The best place to scuba dive in Costa Rica—in fact, one of the best in the world if you like to swim with sharks that have attitude—is Isla de Cocos, 300 miles off the Pacific Coast. But if you've only got a week or two, stick to the mainland. Most of the diving is done along the northern Pacific coast, but in the winter you'll find clearer water at Isla de Cano, near Drake Bay, in the south. As with most Costa Rica diving, there's not much coral but plenty of sea life, including schools of big manta rays. Stay at the Èguila de Osa Inn (doubles, $100 per person, meals included; two-tank dive, $110; 232-7722), in Drake Bay, where Cookie the chef serves up fish almost as fresh as those you'll see on your dive.

There's tarpon and snook on the Caribbean side around Tortuguero. And some anglers are so single-mindedly focused on Lake Arenal's rainbow bass that they have been known not to notice that the volcano is erupting. But what really hooks fishermen in Costa Rica are the Pacific ocean billfish, especially sailfish, which they're willing to spend $400-$800 a day to pursue. Flamingo and Tamarindo are becoming the centers of activity, but in winter, when the sea kicks up a bit, many boats move down to the more sheltered Quepos, where the 36-foot Dorado IV (253-6713) hooked and released 100 sailfish in three days last season.

The Cloud Forest
Even if your attitude is that one nature preserve has the same dumb plants and bugs as another, a Costa Rican experience not to be missed is a trip to a cloud forest, where dampness is a virtue. The most famous is Monteverde, about 110 miles northwest of San Jos‹, still a misty wonderland even if the iridescently green resplendent quetzal and other wildlife have largely fled before the hordes who have come to admire them. A good alternative is the nearby Santa Elena Forest Reserve, three miles farther up the rough mountain road, where you have a better chance of seeing not only quetzals and 400 other species of birds, but also sloth, deer, ocelots, and monkeys. You can go without a guide, but that would be the cloud-forest equivalent of experiencing Times Square blindfolded.

Take one of the guided tours that start at the visitor's center (645-5238), where you would also be wise to rent a pair of rubber boots. Stay at the Monteverde Lodge (doubles, $93; 257-0766). It's just 15 minutes from the Santa Elena Reserve, and has an atrium Jacuzzi where you can sit and recount the day's events with up to 14 of your newest friends.
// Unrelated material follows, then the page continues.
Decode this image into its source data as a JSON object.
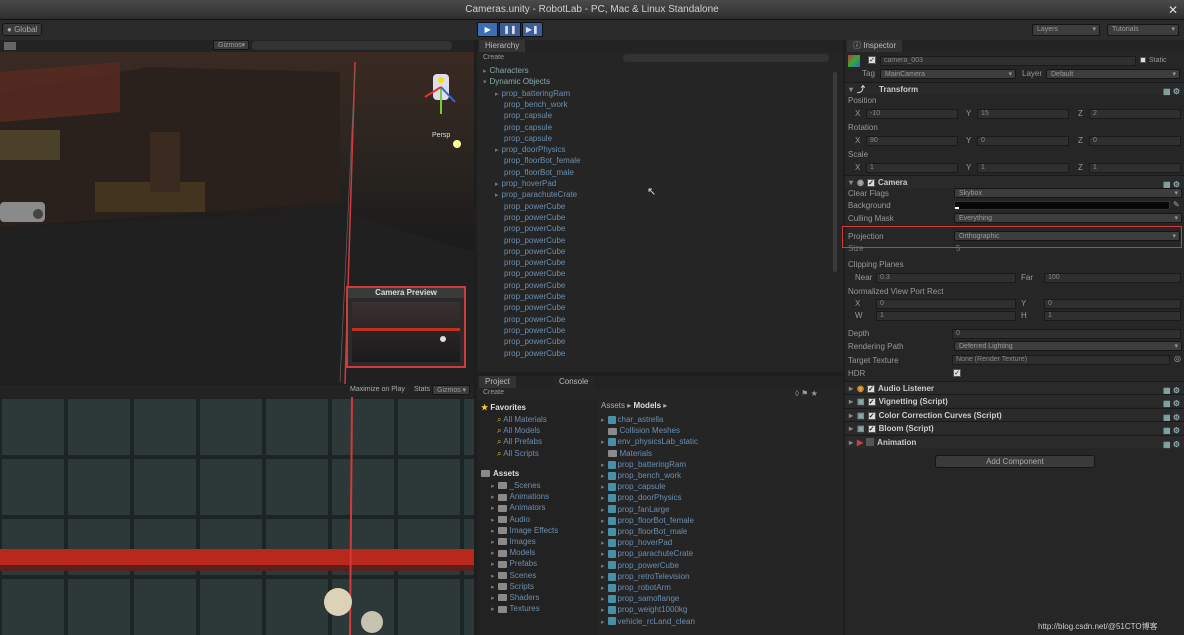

Even more than quetzals and blue morpho butterflies, the visual stunner in Costa Rica is the almost continuously active Arenal Volcano. Nighttime is the best time to observe it, when flowing lava often puts on an action-flick-quality sound and light show. Unless you want to become tourist on toast, don't even think about trying to climb the volcano's slopes. But you'll feel like you're practically on them from some of the rooms at the Arenal Observatory Lodge (doubles, $55-$110; 257-9489), which was originally built for volcano watchers from the Smithsonian Institution and the University of Costa Rica. The lodge, accessible only by four-wheel-drive from the village of Fortuna, is so close to the volcano that on occasion the rooms allow you, finally, to feel the earth move while you're in bed.